Oracle FAQ Your Portal to the Oracle Knowledge Grid
HOME | ASK QUESTION | ADD INFO | SEARCH | E-MAIL US
 

Home -> Community -> Usenet -> comp.databases.theory -> Re: What databases have taught me

Re: What databases have taught me

From: <frebe73_at_gmail.com>
Date: 26 Jun 2006 13:01:49 -0700
Message-ID: <1151352109.645773.290210@m73g2000cwd.googlegroups.com>


> > The main problem in OO enterprise applications
> If you mean 'enterprise' la Java-PHB-buzzword, then the main problem
> is with believing in bullshit that silver-bullet dealers want to sell you.

I use the word "enterprise" just because I don't want anyone to get the impression that I am talking about FTP-clients, MP3-players etc here.

> > is the desire to
> > decouple SQL statements.
> To decouple them from what ? From the view code ? I wouldn't call this a
> problem.

Decoupling from the rest of the application. You can find many successful applications like osCommerce that put SQL code in the view code (PHP) with great success.

> > This causes code bloats.

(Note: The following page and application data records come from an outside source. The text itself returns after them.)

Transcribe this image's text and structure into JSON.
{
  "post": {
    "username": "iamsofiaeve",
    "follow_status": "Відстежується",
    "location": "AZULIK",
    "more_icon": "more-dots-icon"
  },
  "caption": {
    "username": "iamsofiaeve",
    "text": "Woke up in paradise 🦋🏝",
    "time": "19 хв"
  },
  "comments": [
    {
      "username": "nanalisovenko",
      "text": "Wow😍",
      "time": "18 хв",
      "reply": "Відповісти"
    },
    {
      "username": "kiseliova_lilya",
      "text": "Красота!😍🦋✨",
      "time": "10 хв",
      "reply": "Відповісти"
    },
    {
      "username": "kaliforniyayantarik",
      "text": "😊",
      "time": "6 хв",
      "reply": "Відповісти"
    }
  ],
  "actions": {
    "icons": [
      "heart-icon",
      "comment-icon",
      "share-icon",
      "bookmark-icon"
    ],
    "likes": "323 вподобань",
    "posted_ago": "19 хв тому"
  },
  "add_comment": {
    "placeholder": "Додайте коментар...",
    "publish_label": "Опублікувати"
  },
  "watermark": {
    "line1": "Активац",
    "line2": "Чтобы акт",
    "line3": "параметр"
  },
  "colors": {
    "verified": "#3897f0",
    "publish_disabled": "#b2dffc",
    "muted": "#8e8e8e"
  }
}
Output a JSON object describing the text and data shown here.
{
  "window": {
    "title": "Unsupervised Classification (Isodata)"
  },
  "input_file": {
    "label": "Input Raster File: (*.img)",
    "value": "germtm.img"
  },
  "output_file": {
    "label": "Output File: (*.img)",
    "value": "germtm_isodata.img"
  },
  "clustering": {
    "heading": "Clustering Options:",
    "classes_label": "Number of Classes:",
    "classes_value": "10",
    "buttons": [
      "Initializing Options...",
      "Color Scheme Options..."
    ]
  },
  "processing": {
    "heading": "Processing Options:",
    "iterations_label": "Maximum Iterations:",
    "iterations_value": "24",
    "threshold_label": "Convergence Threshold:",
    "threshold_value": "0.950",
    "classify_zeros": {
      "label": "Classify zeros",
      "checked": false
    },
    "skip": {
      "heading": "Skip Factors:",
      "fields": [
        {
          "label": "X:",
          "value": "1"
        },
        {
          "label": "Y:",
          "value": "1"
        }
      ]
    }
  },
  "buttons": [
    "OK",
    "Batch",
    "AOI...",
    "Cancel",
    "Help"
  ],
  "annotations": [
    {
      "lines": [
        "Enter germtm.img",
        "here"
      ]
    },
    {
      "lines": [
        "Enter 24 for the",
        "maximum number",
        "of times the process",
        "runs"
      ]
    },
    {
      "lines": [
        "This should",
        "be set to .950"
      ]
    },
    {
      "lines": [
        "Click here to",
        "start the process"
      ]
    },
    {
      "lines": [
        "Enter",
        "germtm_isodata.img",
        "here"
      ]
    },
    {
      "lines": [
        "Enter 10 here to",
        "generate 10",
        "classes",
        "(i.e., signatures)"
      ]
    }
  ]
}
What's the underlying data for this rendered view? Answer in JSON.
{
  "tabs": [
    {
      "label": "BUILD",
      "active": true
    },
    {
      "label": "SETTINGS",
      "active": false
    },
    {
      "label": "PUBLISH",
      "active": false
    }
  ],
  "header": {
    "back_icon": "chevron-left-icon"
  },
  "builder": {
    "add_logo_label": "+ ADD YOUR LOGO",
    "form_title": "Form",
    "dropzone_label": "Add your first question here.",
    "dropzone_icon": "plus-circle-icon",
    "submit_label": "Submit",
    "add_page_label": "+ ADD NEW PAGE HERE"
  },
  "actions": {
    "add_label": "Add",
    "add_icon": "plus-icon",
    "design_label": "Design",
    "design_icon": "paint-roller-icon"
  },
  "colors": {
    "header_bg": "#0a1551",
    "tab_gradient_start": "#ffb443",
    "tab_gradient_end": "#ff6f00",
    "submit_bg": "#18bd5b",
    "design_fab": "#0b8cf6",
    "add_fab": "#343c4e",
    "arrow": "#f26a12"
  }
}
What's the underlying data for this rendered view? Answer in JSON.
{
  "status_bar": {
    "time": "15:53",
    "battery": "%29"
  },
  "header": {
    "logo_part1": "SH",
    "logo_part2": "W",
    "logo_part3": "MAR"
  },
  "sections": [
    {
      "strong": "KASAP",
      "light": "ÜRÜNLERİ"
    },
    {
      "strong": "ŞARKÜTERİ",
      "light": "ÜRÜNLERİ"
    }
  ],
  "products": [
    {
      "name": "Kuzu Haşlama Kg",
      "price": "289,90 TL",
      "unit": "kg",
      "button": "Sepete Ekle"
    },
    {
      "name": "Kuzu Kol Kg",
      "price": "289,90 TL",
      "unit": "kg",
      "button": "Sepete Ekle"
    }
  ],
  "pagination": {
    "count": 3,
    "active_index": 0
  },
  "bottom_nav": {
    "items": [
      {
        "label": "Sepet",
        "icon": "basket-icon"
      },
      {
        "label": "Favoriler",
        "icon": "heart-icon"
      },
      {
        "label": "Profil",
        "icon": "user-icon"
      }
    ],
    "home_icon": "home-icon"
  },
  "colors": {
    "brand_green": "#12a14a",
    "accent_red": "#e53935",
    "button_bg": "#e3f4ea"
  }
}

Bloated code are
> > harder to maintain.
> The problem with putting SQL statements everywhere in the code is that
> it causes duplications. And everyone should know why duplication is
> bad... Or do you advocate redundancy in the schema too ?-)

If you have two identical SQL statements it is a good idea to put it into a function, unless it is more trivial than actually calling the function (like update customer set lastname=? where customerid=?). But if you put non-identical trivial SQL statements everywhere, you don't cause any duplication, only less bloated code.

> > Another disadvantage is the fact that the number
> > SQL statements should be limited
> ???

For example, a common practice is to only have one update method which updates all columns, regardless if they need to be updated or not. The same practice can be seen with select statments, all columns are selected regardless if you actually need the value or not. You have similar problems with joining.

> > and the the same statement should be
> > reused in different contexts. This does not only creates problem
> > writing the code,
> ????

Se above.

> > it causes performance problems.

The N+1 problem is well-known in EJB for example.

> > The fact that the
> > result from the SQL query has to
> > be mapped to a "domain object" also
> > introduces numerous problems.
>
> Does it "have to" ? I've seen a lot of ways to use OO in SQLDBMS-based
> applications, not all using "domain objects". So this can't count as a
> problem with OO itself, only with how OO is/can be used.

Another problem with OO. Nobody actually knows that OO is. Many OO evangelists would fight until they die before they drop the use of "domain objects". Maybe you can provide links to the definition of OO?

> Let's be pragmatic, will you ?

That is why I don't use OOAD.

> >>>In a recent thread Robert Martin suggested a similar class hierachy:
> >>>Employee
> >>>- Salaried employee
> >>>- Hourly employee
> >>>- Commissioned employee
> >>Hard to tell without the full context, but I would probably go for a
> >>single employee class and a strategy pattern for payment mode instead.
> > Subtyping payment modes
> > instead of employee types has the same
> > disadvantages. The key is to limit the use of subtyping.
> Who talked about subtyping ? Is your reference OOPL so deficient that
> you cannot attach/replace methods on a per-object basis ? If so, bad
> OOPL, change OOPL.

In this case Robert Martin. If you use a typeless language, subtyping is of course impossible. But some people seem to prefer typed languages.

> Strategy pattern doesn't imply subtyping, cf above.

http://en.wikipedia.org/wiki/Strategy_pattern http://www.exciton.cs.rice.edu/JavaResources/DesignPatterns/StrategyPattern.htm

It seem to me that subtyping is used. Maybe this is an issue about typeless vs types languages.

> Who said design was easy ?

I do.

> And would it be easier with a strictly
> procedural approach ?

I don't know your definition of "strictly procedureal" but designing a relational data model is pretty easy anyway.

> I'm afraid that the problem is more with silver-bullet dealers than with
> OO itself. If you (ie : a 'generic' you - not necessarily th person
> named Fredrik Bertilsson) believe that just using a braindead so-called
> "OO" language and following the braindead "OO 101" tutorials is enough
> to get any advantage from OO, then you're in deep deep trouble... And
> you can s/OO/whatever/g IMHO.

The reason that OO is misused is that nobody really knows what OO is. OO also seem to change by time.

> OO is just a way to organize code.

Do you think everybody at comp.object agree?

> If it don't fit your mental map
> and/or the problem to solve, use another way.

That is what I am doing.

> Ever heard of duck typing, multiple inheritance and multimethods ?

So far I know, multiple inheritance was skipped in Java because all the disadvantages.

Fredrik Bertilsson
http://frebe.php0h.com Received on Mon Jun 26 2006 - 15:01:49 CDT

Original text of this message

HOME | ASK QUESTION | ADD INFO | SEARCH | E-MAIL US